      link to store.pine64.org

      The Pinephone is a real Linux computer, and software developement on Linux is more comfortable than software developement for the Clue or the Rasperri PI.

      The Pinephone has a formfactor, which is more attractive as a Bike Computer than the Pyloton. The could could eventually be ported from the Pyloton to the Linux Pinephone. But the Pyloton is a good device to start with, and to get to know and to start developing the BLE code.

    • Peter Gamma

      Sorry, I meant the code could eventually be ported from the Pyloton to the new Linux Pinephone, but this needs to be tested, a new user interface is necessary, etc.

    • Peter Gamma

      Someone in the PinePhone community suggested to make out of the PineTime an Open Source Sports watch.

      link to forum.pine64.org

    • Peter Gamma

      Sorry for repeating this topic again and again. But sooner or later companies like Garmin or Polar will be confronted with more and more users asking this question: Why is is not possible to stream sensor data from a Garmin or Polar watch to my favorite PC application? It does not work with a Garmin watch or a Polar watch in an easy way. But as far as I know, it should be possible to connect the Pyloton open source bike computer over usb to Matlab or Python and to stream sensor data over usb:

      link to forums.adafruit.com

      It is the easiest way for a live-stream to scientific data analysis software like Matlab or free and open source data analysis software in Python I could find after a long, long, long search.

    • Peter Gamma

      A discussion how to build your own Peloton open source bike computer or your own open source sports watch based on a Linux Pinephone can also be found in the Pinephone community:

      link to forum.pine64.org

    • Peter Gamma
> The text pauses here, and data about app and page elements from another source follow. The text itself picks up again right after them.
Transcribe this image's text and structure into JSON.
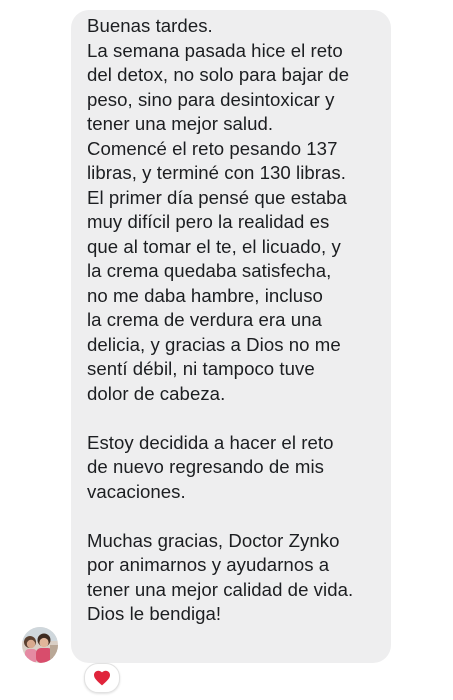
{
  "message": {
    "lines": [
      "Buenas tardes.",
      "La semana pasada hice el reto",
      "del detox, no solo para bajar de",
      "peso, sino para desintoxicar y",
      "tener una mejor salud.",
      "Comencé el reto pesando 137",
      "libras, y terminé con 130 libras.",
      "El primer día pensé que estaba",
      "muy difícil pero la realidad es",
      "que al tomar el te, el licuado, y",
      "la crema quedaba satisfecha,",
      "no me daba hambre, incluso",
      "la crema de verdura era una",
      "delicia, y gracias a Dios no me",
      "sentí débil, ni tampoco tuve",
      "dolor de cabeza.",
      "",
      "Estoy decidida a hacer el reto",
      "de nuevo regresando de mis",
      "vacaciones.",
      "",
      "Muchas gracias, Doctor Zynko",
      "por animarnos y ayudarnos a",
      "tener una mejor calidad de vida.",
      "Dios le bendiga!"
    ]
  },
  "reaction": {
    "icon": "heart-icon",
    "color": "#e0243b"
  },
  "colors": {
    "bubble_background": "#eeeeef",
    "text": "#1c1e21",
    "page_background": "#ffffff"
  }
}
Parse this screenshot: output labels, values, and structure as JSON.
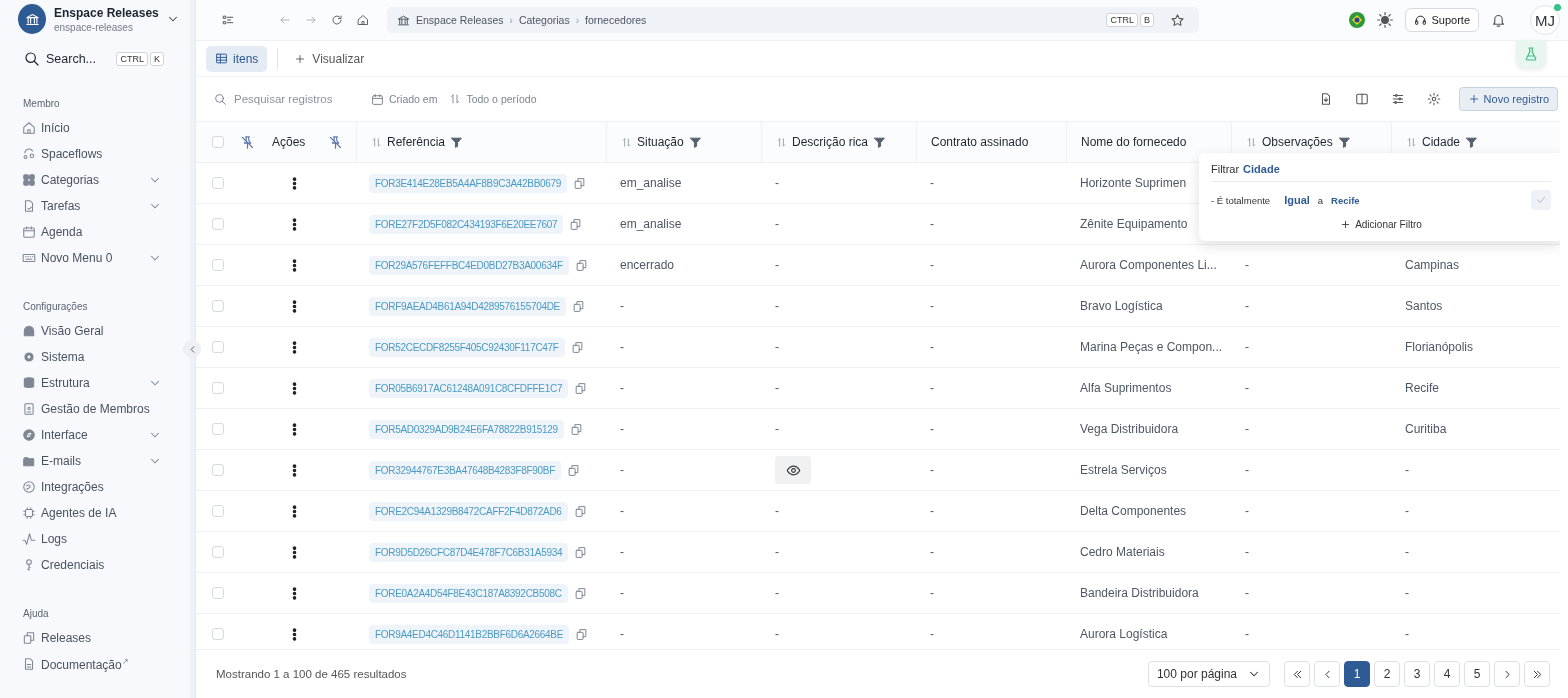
{
  "workspace": {
    "name": "Enspace Releases",
    "slug": "enspace-releases"
  },
  "search": {
    "label": "Search...",
    "keys": [
      "CTRL",
      "K"
    ]
  },
  "sidebar": {
    "sections": [
      {
        "title": "Membro",
        "items": [
          {
            "label": "Início",
            "expandable": false
          },
          {
            "label": "Spaceflows",
            "expandable": false
          },
          {
            "label": "Categorias",
            "expandable": true
          },
          {
            "label": "Tarefas",
            "expandable": true
          },
          {
            "label": "Agenda",
            "expandable": false
          },
          {
            "label": "Novo Menu 0",
            "expandable": true
          }
        ]
      },
      {
        "title": "Configurações",
        "items": [
          {
            "label": "Visão Geral",
            "expandable": false
          },
          {
            "label": "Sistema",
            "expandable": false
          },
          {
            "label": "Estrutura",
            "expandable": true
          },
          {
            "label": "Gestão de Membros",
            "expandable": false
          },
          {
            "label": "Interface",
            "expandable": true
          },
          {
            "label": "E-mails",
            "expandable": true
          },
          {
            "label": "Integrações",
            "expandable": false
          },
          {
            "label": "Agentes de IA",
            "expandable": false
          },
          {
            "label": "Logs",
            "expandable": false
          },
          {
            "label": "Credenciais",
            "expandable": false
          }
        ]
      },
      {
        "title": "Ajuda",
        "items": [
          {
            "label": "Releases",
            "expandable": false
          },
          {
            "label": "Documentação",
            "expandable": false,
            "external_mark": "↗"
          }
        ]
      }
    ]
  },
  "breadcrumb": [
    "Enspace Releases",
    "Categorias",
    "fornecedores"
  ],
  "breadcrumb_separator": "›",
  "bookmark_keys": [
    "CTRL",
    "B"
  ],
  "support": "Suporte",
  "avatar": {
    "initials": "MJ",
    "online": true
  },
  "views": [
    {
      "label": "itens",
      "selected": true
    }
  ],
  "add_view": "Visualizar",
  "toolbar": {
    "search_placeholder": "Pesquisar registros",
    "date_field": "Criado em",
    "period": "Todo o período",
    "new_record": "Novo registro"
  },
  "table": {
    "actions_label": "Ações",
    "all_selected": false,
    "columns": [
      {
        "label": "Referência",
        "sortable": true,
        "filter": true
      },
      {
        "label": "Situação",
        "sortable": true,
        "filter": true
      },
      {
        "label": "Descrição rica",
        "sortable": true,
        "filter": true
      },
      {
        "label": "Contrato assinado",
        "sortable": false,
        "filter": false
      },
      {
        "label": "Nome do fornecedo",
        "sortable": false,
        "filter": false
      },
      {
        "label": "Observações",
        "sortable": true,
        "filter": true
      },
      {
        "label": "Cidade",
        "sortable": true,
        "filter": true
      }
    ],
    "rows": [
      {
        "selected": false,
        "reference": "FOR3E414E28EB5A4AF8B9C3A42BB0679",
        "status": "em_analise",
        "description": {
          "kind": "text",
          "text": "-"
        },
        "contract": "-",
        "supplier": "Horizonte Suprimen"
      },
      {
        "selected": false,
        "reference": "FORE27F2D5F082C434193F6E20EE7607",
        "status": "em_analise",
        "description": {
          "kind": "text",
          "text": "-"
        },
        "contract": "-",
        "supplier": "Zênite Equipamento"
      },
      {
        "selected": false,
        "reference": "FOR29A576FEFFBC4ED0BD27B3A00634F",
        "status": "encerrado",
        "description": {
          "kind": "text",
          "text": "-"
        },
        "contract": "-",
        "supplier": "Aurora Componentes Li...",
        "notes": "-",
        "city": "Campinas"
      },
      {
        "selected": false,
        "reference": "FORF9AEAD4B61A94D4289576155704DE",
        "status": "-",
        "description": {
          "kind": "text",
          "text": "-"
        },
        "contract": "-",
        "supplier": "Bravo Logística",
        "notes": "-",
        "city": "Santos"
      },
      {
        "selected": false,
        "reference": "FOR52CECDF8255F405C92430F117C47F",
        "status": "-",
        "description": {
          "kind": "text",
          "text": "-"
        },
        "contract": "-",
        "supplier": "Marina Peças e Compon...",
        "notes": "-",
        "city": "Florianópolis"
      },
      {
        "selected": false,
        "reference": "FOR05B6917AC61248A091C8CFDFFE1C7",
        "status": "-",
        "description": {
          "kind": "text",
          "text": "-"
        },
        "contract": "-",
        "supplier": "Alfa Suprimentos",
        "notes": "-",
        "city": "Recife"
      },
      {
        "selected": false,
        "reference": "FOR5AD0329AD9B24E6FA78822B915129",
        "status": "-",
        "description": {
          "kind": "text",
          "text": "-"
        },
        "contract": "-",
        "supplier": "Vega Distribuidora",
        "notes": "-",
        "city": "Curitiba"
      },
      {
        "selected": false,
        "reference": "FOR32944767E3BA47648B4283F8F90BF",
        "status": "-",
        "description": {
          "kind": "preview"
        },
        "contract": "-",
        "supplier": "Estrela Serviços",
        "notes": "-",
        "city": "-"
      },
      {
        "selected": false,
        "reference": "FORE2C94A1329B8472CAFF2F4D872AD6",
        "status": "-",
        "description": {
          "kind": "text",
          "text": "-"
        },
        "contract": "-",
        "supplier": "Delta Componentes",
        "notes": "-",
        "city": "-"
      },
      {
        "selected": false,
        "reference": "FOR9D5D26CFC87D4E478F7C6B31A5934",
        "status": "-",
        "description": {
          "kind": "text",
          "text": "-"
        },
        "contract": "-",
        "supplier": "Cedro Materiais",
        "notes": "-",
        "city": "-"
      },
      {
        "selected": false,
        "reference": "FORE0A2A4D54F8E43C187A8392CB508C",
        "status": "-",
        "description": {
          "kind": "text",
          "text": "-"
        },
        "contract": "-",
        "supplier": "Bandeira Distribuidora",
        "notes": "-",
        "city": "-"
      },
      {
        "selected": false,
        "reference": "FOR9A4ED4C46D1141B2BBF6D6A2664BE",
        "status": "-",
        "description": {
          "kind": "text",
          "text": "-"
        },
        "contract": "-",
        "supplier": "Aurora Logística",
        "notes": "-",
        "city": "-"
      }
    ]
  },
  "filter_popup": {
    "title": "Filtrar",
    "field": "Cidade",
    "condition": {
      "prefix": "- É totalmente",
      "operator": "Igual",
      "joiner": "a",
      "value": "Recife"
    },
    "add": "Adicionar Filtro"
  },
  "footer": {
    "summary": "Mostrando 1 a 100 de 465 resultados",
    "per_page": "100 por página",
    "pages": [
      {
        "label": "1",
        "selected": true
      },
      {
        "label": "2",
        "selected": false
      },
      {
        "label": "3",
        "selected": false
      },
      {
        "label": "4",
        "selected": false
      },
      {
        "label": "5",
        "selected": false
      }
    ]
  }
}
      It should also be possible to run Rasperri PI ANT+ bike computer projects on the Pinephone, which is the better platform for a Bike Computer than a Rasperri PI:

      link to forum.pine64.org

    • Peter Gamma

      And here is an example of a low-cost high quality Peloton:

      link to youtube.com

    • Peter Gamma

      This low-cost high quality QBike Peloton Bike computer should in theory also run on a Pinephone with ANT+ stick, but the Pinephone community mentiones at least one hardware issue (see discussion there) affecting aspects of USB functionality, and recommends to stick to BLE projects, since BLE is built into the PinePhone.